**Required work:**
In the entries that follow, find each line with the word "参加者の声" and copy it.
*** Opening of Provided records ***
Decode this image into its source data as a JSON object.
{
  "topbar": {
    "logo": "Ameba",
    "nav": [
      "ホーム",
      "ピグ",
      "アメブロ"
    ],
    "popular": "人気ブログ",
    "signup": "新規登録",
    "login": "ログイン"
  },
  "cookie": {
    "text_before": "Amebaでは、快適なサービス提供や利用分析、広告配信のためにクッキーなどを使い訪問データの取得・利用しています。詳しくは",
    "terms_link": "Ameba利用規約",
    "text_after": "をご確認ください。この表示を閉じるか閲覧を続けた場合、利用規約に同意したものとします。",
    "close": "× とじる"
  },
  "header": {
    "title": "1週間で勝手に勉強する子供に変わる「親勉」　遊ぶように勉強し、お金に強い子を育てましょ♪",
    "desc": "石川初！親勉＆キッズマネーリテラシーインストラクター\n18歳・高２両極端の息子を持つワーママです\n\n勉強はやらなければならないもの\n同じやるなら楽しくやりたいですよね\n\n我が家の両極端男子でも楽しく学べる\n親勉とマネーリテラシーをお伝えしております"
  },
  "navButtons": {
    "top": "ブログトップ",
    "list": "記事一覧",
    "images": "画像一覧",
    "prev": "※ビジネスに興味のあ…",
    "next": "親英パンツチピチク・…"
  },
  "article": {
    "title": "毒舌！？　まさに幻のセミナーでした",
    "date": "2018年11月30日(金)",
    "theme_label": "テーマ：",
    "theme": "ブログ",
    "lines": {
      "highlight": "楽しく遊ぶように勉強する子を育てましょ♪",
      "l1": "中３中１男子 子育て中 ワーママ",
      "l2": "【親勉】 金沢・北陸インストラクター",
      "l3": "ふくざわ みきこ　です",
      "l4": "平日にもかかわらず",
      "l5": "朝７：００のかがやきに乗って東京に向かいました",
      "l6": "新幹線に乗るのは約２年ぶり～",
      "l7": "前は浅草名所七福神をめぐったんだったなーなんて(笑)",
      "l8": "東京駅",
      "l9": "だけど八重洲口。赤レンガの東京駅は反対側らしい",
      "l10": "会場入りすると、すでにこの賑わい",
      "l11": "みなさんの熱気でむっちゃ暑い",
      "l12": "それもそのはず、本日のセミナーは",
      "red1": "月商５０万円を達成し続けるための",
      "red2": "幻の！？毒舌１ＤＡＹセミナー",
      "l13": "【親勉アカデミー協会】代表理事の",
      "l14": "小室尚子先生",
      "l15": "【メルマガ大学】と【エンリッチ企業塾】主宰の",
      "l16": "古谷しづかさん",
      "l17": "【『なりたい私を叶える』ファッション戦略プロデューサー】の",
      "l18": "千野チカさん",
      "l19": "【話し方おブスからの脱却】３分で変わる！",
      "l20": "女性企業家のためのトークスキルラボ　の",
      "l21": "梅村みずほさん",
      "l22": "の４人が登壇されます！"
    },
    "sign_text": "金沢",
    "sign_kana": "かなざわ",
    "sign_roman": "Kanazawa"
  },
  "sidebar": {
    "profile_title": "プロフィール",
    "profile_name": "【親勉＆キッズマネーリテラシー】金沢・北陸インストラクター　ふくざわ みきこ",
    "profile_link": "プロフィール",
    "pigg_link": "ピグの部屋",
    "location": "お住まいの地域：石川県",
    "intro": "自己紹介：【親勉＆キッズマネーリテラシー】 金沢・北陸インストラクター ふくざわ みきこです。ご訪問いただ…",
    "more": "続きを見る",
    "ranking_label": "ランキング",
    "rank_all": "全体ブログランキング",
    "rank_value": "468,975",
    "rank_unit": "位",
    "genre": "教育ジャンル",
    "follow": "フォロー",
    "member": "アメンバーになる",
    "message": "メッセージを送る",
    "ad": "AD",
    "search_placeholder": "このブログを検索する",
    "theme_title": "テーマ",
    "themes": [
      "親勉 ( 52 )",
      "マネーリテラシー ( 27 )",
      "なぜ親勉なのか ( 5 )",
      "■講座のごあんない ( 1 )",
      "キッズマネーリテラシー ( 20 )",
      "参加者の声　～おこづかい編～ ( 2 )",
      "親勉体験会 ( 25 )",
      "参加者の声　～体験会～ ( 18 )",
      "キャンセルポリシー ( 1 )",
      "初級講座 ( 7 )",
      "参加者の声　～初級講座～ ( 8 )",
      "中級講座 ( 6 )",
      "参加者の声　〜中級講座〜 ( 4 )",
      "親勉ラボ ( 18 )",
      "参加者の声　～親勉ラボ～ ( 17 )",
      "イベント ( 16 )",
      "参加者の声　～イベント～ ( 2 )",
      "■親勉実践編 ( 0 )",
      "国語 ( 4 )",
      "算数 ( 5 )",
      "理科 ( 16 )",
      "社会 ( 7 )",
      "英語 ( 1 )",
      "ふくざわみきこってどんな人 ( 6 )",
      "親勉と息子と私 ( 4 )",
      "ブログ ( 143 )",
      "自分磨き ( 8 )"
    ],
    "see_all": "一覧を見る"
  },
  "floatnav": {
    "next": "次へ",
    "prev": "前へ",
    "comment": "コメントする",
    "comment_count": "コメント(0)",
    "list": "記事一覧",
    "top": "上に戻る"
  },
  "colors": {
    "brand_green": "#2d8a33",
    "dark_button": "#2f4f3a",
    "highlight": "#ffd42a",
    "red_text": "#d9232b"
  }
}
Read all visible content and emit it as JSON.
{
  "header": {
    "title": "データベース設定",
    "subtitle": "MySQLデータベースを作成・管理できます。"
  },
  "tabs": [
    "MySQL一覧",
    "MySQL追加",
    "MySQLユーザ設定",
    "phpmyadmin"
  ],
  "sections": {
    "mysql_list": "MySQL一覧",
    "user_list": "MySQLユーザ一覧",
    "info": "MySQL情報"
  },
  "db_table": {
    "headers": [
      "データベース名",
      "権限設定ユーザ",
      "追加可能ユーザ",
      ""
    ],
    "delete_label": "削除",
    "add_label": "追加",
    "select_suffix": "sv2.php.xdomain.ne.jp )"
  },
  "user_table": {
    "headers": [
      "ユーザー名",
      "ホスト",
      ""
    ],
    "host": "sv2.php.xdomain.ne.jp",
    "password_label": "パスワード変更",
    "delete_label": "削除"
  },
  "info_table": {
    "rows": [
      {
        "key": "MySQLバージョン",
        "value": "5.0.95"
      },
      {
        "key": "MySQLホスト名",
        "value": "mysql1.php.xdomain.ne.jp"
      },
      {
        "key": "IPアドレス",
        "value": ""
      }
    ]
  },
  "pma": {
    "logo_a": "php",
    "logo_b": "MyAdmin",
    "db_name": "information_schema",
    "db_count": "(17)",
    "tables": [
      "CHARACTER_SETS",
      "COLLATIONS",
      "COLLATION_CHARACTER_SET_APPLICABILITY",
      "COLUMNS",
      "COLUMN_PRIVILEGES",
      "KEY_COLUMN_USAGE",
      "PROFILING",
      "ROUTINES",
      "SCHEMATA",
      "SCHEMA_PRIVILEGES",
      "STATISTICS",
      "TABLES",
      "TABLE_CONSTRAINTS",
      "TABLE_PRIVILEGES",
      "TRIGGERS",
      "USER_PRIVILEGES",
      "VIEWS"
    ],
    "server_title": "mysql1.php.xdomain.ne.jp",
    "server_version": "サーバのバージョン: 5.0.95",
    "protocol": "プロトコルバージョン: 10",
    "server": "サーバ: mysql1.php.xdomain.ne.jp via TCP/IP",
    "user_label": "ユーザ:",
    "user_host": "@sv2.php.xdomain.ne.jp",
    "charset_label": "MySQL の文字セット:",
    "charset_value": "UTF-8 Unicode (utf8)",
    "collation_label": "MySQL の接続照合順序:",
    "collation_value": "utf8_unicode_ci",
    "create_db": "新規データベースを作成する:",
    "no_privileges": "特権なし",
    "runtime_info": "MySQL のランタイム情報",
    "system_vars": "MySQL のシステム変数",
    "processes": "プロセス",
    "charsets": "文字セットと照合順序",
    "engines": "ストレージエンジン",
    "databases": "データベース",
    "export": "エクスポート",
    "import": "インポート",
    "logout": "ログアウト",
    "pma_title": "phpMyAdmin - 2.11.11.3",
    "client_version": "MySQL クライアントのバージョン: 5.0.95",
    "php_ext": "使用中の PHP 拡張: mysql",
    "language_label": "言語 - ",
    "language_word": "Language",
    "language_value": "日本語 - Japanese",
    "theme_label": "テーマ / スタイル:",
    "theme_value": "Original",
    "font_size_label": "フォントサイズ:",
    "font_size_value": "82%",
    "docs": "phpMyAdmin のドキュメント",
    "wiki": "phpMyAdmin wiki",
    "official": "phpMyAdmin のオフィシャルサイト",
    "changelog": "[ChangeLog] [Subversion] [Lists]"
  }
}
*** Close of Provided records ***
**Response to the task:**
      "参加者の声　～おこづかい編～ ( 2 )",
      "参加者の声　～体験会～ ( 18 )",
      "参加者の声　～初級講座～ ( 8 )",
      "参加者の声　〜中級講座〜 ( 4 )",
      "参加者の声　～親勉ラボ～ ( 17 )",
      "参加者の声　～イベント～ ( 2 )",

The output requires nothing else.